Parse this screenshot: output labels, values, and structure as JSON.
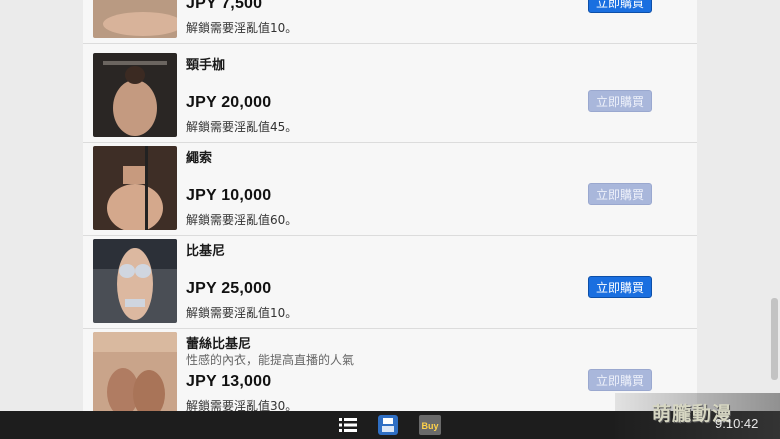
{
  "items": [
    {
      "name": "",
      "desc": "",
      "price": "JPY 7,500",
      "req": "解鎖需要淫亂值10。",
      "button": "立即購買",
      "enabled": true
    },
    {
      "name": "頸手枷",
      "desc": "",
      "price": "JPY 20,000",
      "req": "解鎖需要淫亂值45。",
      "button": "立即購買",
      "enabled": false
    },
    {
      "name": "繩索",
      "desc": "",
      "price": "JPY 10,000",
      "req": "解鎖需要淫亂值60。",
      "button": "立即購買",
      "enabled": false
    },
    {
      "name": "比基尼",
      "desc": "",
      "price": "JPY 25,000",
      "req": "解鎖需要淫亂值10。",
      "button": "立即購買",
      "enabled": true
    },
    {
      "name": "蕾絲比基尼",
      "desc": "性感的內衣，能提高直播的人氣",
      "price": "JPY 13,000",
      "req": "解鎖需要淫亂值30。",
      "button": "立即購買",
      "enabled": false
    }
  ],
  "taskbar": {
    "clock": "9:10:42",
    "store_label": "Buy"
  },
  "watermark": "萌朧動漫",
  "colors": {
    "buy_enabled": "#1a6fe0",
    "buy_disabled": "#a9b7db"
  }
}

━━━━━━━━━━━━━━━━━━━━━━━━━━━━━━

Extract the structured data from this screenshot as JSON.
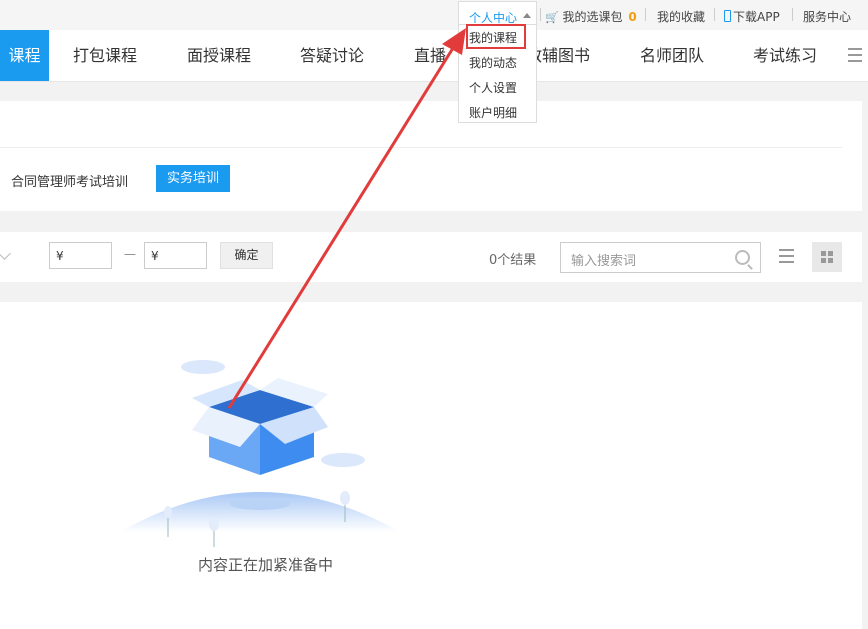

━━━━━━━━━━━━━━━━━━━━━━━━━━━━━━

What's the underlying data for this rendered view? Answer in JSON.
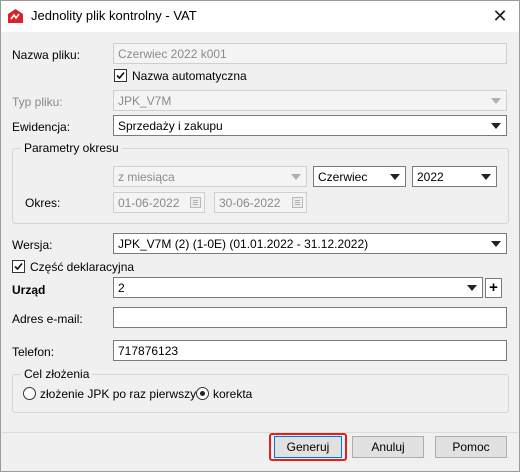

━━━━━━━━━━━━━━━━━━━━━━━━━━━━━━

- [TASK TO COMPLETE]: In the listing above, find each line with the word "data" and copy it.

- [ANSWER AREA]:
Extract the structured data from this screenshot as JSON.
What's the underlying data for this rendered view? Answer in JSON.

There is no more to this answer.